App and web page records
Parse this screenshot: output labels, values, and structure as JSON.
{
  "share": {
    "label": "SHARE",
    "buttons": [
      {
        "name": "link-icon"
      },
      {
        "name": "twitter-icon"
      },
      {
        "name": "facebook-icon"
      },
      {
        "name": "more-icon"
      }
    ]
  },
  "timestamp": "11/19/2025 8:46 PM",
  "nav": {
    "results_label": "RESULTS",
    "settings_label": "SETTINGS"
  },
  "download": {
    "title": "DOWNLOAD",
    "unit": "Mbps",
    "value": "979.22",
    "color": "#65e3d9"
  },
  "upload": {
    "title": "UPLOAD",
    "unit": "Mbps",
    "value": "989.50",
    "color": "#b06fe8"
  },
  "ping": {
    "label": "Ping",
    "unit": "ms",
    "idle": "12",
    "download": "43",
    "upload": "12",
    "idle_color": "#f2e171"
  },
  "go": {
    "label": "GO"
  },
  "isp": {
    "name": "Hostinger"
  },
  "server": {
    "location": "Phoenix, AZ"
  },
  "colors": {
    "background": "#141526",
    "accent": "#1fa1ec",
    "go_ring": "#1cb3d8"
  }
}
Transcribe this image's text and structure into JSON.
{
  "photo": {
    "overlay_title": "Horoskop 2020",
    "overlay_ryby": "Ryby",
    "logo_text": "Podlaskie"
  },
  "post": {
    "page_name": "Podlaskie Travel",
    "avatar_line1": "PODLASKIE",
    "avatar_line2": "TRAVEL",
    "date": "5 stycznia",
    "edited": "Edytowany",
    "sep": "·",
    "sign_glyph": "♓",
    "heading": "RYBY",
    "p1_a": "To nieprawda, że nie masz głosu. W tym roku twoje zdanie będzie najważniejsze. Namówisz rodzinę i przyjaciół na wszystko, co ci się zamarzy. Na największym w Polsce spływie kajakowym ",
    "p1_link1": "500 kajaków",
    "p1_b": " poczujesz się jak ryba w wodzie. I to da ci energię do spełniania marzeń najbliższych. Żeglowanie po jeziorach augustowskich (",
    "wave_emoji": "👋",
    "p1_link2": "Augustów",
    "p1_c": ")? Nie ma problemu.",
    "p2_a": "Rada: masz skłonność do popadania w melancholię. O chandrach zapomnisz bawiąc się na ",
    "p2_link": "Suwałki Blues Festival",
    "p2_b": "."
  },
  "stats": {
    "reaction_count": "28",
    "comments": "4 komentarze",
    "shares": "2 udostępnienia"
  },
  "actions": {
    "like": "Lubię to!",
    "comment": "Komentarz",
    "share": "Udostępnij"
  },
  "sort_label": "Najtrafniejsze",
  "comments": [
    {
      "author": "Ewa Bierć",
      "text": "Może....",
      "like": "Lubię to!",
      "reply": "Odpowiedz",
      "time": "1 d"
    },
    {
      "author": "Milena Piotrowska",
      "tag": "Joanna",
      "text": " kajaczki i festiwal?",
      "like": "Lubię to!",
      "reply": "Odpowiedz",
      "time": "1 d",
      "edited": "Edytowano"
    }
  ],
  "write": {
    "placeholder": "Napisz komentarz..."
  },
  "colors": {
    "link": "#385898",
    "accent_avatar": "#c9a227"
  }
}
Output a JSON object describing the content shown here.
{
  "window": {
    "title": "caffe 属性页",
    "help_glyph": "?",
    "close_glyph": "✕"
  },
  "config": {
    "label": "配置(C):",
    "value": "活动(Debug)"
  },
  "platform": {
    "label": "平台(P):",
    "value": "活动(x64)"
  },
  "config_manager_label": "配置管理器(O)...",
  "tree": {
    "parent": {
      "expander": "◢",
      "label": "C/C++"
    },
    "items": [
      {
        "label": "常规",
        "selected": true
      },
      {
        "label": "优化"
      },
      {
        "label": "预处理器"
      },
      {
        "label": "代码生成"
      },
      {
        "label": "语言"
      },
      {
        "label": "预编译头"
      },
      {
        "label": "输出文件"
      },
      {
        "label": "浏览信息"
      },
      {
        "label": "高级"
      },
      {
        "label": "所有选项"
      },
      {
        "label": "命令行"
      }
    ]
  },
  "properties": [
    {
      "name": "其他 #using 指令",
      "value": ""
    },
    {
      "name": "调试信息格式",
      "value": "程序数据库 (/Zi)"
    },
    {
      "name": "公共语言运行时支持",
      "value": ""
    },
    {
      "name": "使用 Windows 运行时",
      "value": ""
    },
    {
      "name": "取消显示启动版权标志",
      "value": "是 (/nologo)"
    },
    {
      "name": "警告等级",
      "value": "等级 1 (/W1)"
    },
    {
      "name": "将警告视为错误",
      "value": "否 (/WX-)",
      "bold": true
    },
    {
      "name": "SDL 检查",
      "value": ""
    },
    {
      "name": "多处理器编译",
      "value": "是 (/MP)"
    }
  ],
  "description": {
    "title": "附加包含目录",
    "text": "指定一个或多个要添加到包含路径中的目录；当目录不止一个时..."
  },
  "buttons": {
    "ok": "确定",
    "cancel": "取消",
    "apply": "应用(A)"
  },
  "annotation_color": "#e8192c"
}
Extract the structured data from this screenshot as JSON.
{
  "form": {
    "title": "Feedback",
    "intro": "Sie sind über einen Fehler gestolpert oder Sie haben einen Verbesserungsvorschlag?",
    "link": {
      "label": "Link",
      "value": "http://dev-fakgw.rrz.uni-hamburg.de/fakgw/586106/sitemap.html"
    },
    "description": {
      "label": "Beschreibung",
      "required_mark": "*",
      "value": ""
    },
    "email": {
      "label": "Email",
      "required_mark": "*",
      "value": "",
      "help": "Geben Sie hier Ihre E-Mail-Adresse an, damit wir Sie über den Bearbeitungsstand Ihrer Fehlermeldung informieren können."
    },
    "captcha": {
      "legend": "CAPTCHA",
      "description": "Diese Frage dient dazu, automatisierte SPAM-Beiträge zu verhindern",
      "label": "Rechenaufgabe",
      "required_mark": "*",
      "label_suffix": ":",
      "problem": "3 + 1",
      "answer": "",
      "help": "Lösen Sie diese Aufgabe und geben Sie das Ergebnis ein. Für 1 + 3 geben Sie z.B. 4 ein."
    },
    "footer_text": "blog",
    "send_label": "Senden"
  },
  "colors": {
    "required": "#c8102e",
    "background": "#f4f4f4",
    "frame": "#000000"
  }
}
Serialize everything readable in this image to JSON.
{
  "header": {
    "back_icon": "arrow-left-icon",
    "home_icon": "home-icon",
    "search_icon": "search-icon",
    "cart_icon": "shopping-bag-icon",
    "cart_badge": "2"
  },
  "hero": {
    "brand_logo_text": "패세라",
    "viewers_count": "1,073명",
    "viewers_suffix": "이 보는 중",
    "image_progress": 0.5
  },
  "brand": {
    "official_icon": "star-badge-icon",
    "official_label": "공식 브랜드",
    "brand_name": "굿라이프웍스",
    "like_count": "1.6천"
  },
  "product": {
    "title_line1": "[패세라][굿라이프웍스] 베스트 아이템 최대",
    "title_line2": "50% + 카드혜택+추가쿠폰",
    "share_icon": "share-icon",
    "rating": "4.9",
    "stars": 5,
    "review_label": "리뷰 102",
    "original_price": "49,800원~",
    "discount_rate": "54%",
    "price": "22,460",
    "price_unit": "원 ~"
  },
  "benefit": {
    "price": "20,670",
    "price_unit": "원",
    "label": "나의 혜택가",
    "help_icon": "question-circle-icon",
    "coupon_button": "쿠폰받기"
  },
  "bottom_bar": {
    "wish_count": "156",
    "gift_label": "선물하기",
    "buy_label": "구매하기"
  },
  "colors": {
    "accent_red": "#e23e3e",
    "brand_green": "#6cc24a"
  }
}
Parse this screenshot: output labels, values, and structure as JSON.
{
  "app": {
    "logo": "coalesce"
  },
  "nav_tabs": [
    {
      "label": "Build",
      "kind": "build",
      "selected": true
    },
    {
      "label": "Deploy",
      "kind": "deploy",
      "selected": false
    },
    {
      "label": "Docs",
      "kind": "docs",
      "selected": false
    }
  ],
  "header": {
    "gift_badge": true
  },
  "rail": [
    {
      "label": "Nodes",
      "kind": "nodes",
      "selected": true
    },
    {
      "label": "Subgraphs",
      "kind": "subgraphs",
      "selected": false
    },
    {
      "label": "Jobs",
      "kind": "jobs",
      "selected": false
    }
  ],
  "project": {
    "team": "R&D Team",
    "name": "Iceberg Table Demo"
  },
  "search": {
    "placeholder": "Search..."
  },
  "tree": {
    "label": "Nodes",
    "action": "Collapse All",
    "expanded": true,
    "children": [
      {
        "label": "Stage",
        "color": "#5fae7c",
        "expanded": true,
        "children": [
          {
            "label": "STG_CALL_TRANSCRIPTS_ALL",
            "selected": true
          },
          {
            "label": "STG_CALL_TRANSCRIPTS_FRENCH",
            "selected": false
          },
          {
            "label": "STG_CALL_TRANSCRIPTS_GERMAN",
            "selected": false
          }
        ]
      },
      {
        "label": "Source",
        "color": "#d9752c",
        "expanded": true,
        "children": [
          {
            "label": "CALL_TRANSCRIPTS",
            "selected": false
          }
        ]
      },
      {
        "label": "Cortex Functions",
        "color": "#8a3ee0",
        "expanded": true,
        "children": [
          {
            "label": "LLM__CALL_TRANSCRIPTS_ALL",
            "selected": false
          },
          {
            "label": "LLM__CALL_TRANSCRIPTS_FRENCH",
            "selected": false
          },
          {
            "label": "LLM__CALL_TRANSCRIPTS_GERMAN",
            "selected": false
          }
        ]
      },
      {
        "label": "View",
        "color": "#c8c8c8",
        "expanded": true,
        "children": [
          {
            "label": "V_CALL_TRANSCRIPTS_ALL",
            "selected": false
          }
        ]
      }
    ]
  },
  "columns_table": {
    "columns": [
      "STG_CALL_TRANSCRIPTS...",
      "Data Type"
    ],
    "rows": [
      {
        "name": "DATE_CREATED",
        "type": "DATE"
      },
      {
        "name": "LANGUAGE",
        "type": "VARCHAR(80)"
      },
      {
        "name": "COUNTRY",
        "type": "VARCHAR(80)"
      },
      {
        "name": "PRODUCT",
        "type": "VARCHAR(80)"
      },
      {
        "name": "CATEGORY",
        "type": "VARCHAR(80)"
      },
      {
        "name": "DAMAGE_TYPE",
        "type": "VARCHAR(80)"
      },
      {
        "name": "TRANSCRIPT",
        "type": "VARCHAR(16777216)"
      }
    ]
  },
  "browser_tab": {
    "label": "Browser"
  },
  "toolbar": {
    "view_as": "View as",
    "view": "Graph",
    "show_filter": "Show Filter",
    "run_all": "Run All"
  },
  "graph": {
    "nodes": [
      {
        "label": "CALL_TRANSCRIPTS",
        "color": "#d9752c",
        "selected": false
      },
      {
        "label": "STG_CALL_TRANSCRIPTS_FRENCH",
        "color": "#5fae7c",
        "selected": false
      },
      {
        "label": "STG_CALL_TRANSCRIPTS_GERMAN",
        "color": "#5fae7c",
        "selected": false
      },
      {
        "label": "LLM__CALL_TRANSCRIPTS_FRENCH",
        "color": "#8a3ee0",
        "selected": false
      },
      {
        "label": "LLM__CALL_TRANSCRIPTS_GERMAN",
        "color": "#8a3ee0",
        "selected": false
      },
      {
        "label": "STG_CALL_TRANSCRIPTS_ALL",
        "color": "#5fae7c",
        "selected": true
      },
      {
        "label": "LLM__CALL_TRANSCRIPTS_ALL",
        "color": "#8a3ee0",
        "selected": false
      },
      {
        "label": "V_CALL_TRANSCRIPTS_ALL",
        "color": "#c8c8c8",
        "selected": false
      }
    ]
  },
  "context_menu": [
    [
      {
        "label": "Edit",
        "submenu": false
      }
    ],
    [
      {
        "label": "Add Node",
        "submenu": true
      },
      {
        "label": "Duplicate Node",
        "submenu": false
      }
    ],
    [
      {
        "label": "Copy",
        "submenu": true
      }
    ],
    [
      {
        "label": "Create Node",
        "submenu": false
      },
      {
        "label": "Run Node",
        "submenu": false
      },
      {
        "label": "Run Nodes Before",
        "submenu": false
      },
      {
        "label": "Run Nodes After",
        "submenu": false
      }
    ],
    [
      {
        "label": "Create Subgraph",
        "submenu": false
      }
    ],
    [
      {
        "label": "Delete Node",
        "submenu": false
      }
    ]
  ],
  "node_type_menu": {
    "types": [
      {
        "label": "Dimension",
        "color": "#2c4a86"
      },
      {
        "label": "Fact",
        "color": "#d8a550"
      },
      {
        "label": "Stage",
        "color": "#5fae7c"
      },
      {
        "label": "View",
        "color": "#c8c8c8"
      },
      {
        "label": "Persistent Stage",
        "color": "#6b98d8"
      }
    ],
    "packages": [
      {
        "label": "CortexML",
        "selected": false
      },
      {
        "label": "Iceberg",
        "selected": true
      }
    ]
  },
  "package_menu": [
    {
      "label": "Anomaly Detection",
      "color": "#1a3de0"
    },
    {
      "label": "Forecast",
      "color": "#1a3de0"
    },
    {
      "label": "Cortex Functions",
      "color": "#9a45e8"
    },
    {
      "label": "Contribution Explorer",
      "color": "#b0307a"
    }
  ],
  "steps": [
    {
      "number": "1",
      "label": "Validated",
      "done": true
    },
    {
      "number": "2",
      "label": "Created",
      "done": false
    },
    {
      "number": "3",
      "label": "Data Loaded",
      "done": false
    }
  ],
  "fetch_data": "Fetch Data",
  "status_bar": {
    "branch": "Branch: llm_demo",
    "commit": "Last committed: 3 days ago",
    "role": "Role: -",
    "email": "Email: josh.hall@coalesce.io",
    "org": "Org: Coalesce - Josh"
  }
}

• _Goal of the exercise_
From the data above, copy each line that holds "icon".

• _Written answer_
        "name": "link-icon"
        "name": "twitter-icon"
        "name": "facebook-icon"
        "name": "more-icon"
    "back_icon": "arrow-left-icon",
    "home_icon": "home-icon",
    "search_icon": "search-icon",
    "cart_icon": "shopping-bag-icon",
    "official_icon": "star-badge-icon",
    "share_icon": "share-icon",
    "help_icon": "question-circle-icon",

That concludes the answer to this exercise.